    Select Emissive Power parameter

  8. Connect the 'EmissivePower' node to the open B input on the Multiply node as pictured below.

    Select Emissive Power parameter

  9. Click Save in the Material Editor Toolbar to compile and save the Material. After saving the asset you can close the Material Editor.

    Save Material Asset

Testing the Material Parameter Collection

To demonstrate the Material Collection Parameter's usefulness in controlling the attributes of multiple Materials, you can create one or more Material Instances and apply them to different objects in the scene.

  1. Right-click your base Material and choose Create Material Instance from the context menu.

    Create a Material Instance
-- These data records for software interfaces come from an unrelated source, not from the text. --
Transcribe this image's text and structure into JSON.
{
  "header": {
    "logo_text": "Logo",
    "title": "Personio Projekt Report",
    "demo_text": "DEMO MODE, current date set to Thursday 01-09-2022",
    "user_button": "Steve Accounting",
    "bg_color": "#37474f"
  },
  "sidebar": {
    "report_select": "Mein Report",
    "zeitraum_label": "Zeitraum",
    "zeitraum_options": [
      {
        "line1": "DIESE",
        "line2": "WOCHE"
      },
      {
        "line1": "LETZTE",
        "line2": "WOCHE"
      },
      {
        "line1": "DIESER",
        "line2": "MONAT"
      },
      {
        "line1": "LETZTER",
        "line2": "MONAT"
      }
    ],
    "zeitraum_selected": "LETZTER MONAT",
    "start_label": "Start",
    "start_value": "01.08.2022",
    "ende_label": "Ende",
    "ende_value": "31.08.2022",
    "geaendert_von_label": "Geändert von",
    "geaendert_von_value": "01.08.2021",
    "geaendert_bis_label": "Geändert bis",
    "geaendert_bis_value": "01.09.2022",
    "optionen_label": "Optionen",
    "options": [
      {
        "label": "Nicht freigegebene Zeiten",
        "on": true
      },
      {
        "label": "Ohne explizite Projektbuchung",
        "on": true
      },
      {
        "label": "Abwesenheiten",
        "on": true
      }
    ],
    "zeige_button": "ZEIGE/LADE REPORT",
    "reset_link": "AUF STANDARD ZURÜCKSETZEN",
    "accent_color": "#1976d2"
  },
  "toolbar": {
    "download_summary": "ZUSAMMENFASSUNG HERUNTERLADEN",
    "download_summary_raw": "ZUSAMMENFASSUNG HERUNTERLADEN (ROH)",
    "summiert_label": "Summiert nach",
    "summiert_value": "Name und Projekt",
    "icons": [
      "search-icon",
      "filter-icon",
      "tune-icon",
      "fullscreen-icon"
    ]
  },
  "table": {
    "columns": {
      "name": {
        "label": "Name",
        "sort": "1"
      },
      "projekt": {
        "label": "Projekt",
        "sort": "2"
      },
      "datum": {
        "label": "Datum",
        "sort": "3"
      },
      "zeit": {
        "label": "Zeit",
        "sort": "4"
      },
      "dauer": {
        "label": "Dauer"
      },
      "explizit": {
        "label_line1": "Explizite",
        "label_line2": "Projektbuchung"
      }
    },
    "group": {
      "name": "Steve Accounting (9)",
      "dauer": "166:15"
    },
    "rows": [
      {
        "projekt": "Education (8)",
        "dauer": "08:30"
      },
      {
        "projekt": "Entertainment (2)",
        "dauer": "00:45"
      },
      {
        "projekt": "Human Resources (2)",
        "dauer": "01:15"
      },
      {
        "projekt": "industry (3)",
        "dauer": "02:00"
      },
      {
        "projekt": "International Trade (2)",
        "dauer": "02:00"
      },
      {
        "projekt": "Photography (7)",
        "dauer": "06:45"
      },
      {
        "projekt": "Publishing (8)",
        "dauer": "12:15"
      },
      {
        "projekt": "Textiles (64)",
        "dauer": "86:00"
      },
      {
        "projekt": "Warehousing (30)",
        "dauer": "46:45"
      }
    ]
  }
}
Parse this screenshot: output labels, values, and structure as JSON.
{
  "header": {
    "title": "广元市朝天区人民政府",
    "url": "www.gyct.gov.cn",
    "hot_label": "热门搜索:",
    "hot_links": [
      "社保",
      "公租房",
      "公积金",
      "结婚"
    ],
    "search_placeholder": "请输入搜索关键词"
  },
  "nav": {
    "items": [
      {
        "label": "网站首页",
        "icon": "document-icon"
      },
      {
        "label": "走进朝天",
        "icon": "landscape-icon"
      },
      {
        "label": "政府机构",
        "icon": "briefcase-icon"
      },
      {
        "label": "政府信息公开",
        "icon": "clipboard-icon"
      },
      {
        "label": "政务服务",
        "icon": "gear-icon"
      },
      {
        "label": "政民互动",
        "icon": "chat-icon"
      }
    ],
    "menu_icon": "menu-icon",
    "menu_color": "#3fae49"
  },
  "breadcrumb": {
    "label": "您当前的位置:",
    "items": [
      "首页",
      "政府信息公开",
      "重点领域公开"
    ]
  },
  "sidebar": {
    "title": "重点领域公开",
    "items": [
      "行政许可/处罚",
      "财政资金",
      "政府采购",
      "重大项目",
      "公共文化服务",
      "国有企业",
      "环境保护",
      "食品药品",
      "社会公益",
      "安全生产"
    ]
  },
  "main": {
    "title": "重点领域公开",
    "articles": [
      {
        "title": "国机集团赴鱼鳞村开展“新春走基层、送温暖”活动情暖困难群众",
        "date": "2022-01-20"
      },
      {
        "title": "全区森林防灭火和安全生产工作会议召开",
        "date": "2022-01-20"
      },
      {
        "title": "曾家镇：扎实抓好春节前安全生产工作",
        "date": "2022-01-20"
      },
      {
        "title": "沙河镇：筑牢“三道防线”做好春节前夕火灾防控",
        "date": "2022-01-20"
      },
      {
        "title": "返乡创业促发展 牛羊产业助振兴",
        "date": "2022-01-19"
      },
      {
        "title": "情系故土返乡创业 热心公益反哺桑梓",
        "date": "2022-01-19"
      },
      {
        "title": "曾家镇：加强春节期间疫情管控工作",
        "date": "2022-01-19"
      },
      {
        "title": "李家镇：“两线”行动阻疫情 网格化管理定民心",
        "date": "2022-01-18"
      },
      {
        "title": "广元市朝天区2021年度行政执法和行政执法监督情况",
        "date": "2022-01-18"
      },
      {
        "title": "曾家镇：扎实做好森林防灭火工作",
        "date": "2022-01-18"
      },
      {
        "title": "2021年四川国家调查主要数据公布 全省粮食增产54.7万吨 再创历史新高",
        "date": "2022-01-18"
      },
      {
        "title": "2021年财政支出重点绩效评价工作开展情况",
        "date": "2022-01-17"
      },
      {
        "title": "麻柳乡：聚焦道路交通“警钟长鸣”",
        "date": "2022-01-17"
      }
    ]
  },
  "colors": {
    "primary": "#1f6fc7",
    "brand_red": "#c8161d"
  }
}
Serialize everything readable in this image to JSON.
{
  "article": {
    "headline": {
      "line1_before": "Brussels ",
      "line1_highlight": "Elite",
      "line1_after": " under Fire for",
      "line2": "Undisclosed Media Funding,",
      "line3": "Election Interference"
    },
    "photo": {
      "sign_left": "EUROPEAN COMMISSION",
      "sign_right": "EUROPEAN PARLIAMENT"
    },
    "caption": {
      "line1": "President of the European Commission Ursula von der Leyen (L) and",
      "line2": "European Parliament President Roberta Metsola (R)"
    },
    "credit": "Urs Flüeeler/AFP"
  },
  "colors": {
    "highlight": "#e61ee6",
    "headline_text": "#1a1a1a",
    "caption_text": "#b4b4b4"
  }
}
  2. Apply the base Material and the Material Instance to two different objects in your level. You can change the Base Color and Emissive Color parameters in the Material Instance so you can tell the two apart.

    Apply Materials to objects in level

  3. Now when you open the Material Parameter Collection and change the EmissivePower value, the new value will immediately propagate to both the base Material and the Material Instance.

Updating Material Parameters Collections Through Blueprints

You can also interact with Material Parameter Collections through Blueprints. This is an extremely powerful tool, as it means players can manipulate the appearance of a Material during game play. The example below demonstrates how to change the EmissivePower of the two Materials in response to a keystroke. At runtime, pressing the B key will make the emissive value brighter, and pressing the D key will make it dimmer. Releasing either key sets the parameter back to its original value of 1.

  1. In the toolbar above the main Editor viewport, expand the Blueprints drop-down menu, and select Open Level Blueprint from the list.

    Open Level Blueprint

  2. Right-click in the Level Blueprint and search for keyboard event. Add a B Keyboard Event from the context menu. Repeat this action and add a D Keyboard Event.

    B and D Keyboard Event nodes

  3. Right-click in the Level Blueprint and add a Set Scalar Parameter Value node to the Blueprint. Use the Collection drop-down menu to reference your MPC_GlobalParams Material Parameter Collection.

    Collection drop-down menu

    Use the Parameter drop-down to reference the EmissivePower Parameter.

    Emissive Power Parameter

  4. Duplicate the Set Scalar Parameter Value Node twice, so you have three copies in your Blueprint. Wire up the nodes so your Blueprint Graph looks like the image below. The Pressed output on the B and D Keyboard Event nodes should connect to the input on the first and third Set Scalar Parameter Value nodes. The Released outputs on both Keyboard Event nodes should connect to input on the second Set Scalar Parameter Value node.

    Blueprint Graph completed

  5. The final step is to set a Parameter Value for the EmissivePower in response to each Keyboard Event. In this example, when the B key is pressed, the EmissivePower increases to 50. When the D key is pressed the Emissive Power decreases to 0.05. When both keys are released, the Parameter is set to its original value of 1.

    EmissivePower values

  6. Click Compile in Blueprint Editor toolbar to compile the Level Blueprint. You can now test the changes in-game.

  7. Click the Play in Editor icon in the Editor toolbar, and test the Blueprint by pressing and releasing the B and D keys. The results are shown in the video below.

Limitations and Performance Characteristics

A Material can reference, at most, two different MaterialParameterCollections. One is typically used for game-wide values while the other can be used for level specific parameters. A collection can have up to 1024 scalar parameters and 1024 vector parameters.

Modifying the number of parameters in a collection will cause a recompile of all Materials that reference that collection. If you need to add numerous parameters, it can be faster to add a lot of parameters up front in an empty map.

If you rename a parameter, any Materials referencing that parameter will continue to work as expected. However, any Blueprint referencing that parameter will now be broken. You must reassign the ParameterName of the Blueprint function which operates on the collection to fix this.

Updating values in a MaterialParameterCollection is much more efficient than setting many different parameters on various Material instances.